Apologies, I digress. Tomorrow, weather window permitting, we are off to Brighton!
PS – A couple of you have enquired about our Boat and what it is like. While I have told Neil he really knows more about the boat and should take this on, it may be a while before he gets to it so I will tell you what I know:
1. It is a Rival 38 Centre Cockpit boat. Apparently it was one of five centre cockpit Rivals ever made. The insurance surveyor for the ‘little incident’ we had in Ramsgate apparently knows someone who owns one of the other Rival 38 Centre Cockpit boat. It is in mint condition and perfectly varnished – ours is not. While it is in good condition - varnish is not our thing and while Ranger is beautiful nobody in their right mind would say she is in ‘mint’ condition. The decks are scuffed and the toe rails nicked – but she is a GREAT seaworthy boat, and we do all the maintenance on the stuff that matters.

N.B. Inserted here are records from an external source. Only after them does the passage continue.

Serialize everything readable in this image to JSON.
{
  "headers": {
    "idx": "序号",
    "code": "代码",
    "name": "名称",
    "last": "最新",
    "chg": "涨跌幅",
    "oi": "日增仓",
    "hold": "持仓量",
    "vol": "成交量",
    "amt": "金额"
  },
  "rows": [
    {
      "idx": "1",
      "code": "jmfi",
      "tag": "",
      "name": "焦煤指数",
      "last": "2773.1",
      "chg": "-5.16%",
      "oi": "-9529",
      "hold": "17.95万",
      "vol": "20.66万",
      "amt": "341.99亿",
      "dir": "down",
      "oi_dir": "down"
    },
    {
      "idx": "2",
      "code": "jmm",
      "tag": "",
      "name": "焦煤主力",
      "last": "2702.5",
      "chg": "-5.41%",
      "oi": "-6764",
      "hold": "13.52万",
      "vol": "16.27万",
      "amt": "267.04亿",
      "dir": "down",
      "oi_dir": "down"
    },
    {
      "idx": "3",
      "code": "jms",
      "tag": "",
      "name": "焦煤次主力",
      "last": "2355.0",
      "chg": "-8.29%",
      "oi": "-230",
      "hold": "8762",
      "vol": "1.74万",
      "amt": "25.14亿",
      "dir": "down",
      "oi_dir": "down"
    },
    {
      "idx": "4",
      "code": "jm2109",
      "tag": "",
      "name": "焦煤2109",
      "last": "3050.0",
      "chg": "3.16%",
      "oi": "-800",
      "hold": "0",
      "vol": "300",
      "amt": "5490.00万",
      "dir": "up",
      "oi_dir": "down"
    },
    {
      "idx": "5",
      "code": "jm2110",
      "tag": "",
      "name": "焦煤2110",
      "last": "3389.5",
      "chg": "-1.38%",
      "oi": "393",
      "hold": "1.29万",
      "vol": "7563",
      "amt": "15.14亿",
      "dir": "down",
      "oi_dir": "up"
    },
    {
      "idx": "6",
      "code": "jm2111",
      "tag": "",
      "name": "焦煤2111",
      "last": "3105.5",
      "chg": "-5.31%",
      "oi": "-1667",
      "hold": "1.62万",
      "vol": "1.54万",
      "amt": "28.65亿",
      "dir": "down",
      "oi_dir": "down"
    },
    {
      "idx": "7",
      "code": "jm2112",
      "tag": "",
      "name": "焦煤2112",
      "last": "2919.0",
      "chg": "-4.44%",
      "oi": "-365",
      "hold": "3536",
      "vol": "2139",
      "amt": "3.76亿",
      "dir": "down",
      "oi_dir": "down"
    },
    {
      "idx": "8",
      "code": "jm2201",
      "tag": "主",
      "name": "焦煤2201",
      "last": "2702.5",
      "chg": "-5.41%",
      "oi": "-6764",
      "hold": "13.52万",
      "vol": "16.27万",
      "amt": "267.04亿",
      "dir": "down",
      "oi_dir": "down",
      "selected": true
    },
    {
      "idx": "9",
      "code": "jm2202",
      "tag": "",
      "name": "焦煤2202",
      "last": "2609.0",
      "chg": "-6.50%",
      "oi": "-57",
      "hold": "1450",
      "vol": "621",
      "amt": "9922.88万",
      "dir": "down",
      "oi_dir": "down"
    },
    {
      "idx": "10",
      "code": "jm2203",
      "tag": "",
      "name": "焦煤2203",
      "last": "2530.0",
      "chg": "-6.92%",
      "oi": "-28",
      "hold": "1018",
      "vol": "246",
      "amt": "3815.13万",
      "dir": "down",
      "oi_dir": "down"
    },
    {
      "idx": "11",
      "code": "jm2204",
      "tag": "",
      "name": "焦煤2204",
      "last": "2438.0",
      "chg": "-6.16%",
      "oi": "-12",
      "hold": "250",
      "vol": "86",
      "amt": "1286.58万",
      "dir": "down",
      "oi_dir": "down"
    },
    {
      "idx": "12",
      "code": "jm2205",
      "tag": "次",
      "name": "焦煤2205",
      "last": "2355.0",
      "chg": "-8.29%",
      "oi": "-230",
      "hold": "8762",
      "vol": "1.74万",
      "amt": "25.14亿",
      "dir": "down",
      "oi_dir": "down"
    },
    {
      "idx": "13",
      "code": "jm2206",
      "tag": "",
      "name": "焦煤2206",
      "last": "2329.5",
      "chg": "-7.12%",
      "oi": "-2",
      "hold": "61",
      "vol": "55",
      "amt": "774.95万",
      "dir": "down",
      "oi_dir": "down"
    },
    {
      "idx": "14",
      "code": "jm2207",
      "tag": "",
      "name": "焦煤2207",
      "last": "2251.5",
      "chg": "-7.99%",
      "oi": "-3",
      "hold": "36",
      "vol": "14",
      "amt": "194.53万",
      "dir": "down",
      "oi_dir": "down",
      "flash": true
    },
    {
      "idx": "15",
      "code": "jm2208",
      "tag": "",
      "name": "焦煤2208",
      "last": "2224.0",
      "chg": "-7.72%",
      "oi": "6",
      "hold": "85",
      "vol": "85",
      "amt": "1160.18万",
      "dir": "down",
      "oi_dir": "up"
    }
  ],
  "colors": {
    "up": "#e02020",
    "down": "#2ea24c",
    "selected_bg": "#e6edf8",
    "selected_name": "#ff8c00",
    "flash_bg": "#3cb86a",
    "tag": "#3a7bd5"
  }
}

2. Lynn Rival (the boat famously taken over by Somalie Pirates about two years ago) was also a Rival 38. Her owners were captured by pirates and held for over a year until their family paid a ransom. We do not plan to meet the same fate.
3. The boat has one main sail and has two head sails at the front. Apparently it’s called a ‘slutter’ rig. I have no reason to believe that this is because of it’s indiscretions. Apparently it is like a sloop but has two headsails that are not meant to be used at the same time.
4. Ranger is a sturdily built ocean cruiser. She is designed to go anywhere and take anything. This is something that Neil has long professed but something that I got to see evidence of today.
5. Neil has committed to developing an ‘about Ranger’ page on the blog that will tell you more. In the meantime see below a picture of her in her natural environment - outside of the marina!
PPS - Another request has been to see 'the duck' and understand his role. Constantly concerned about our safety at the moment Harrold spends most of the time focused on navigation. See him below helping Neil with some of the more critical bits.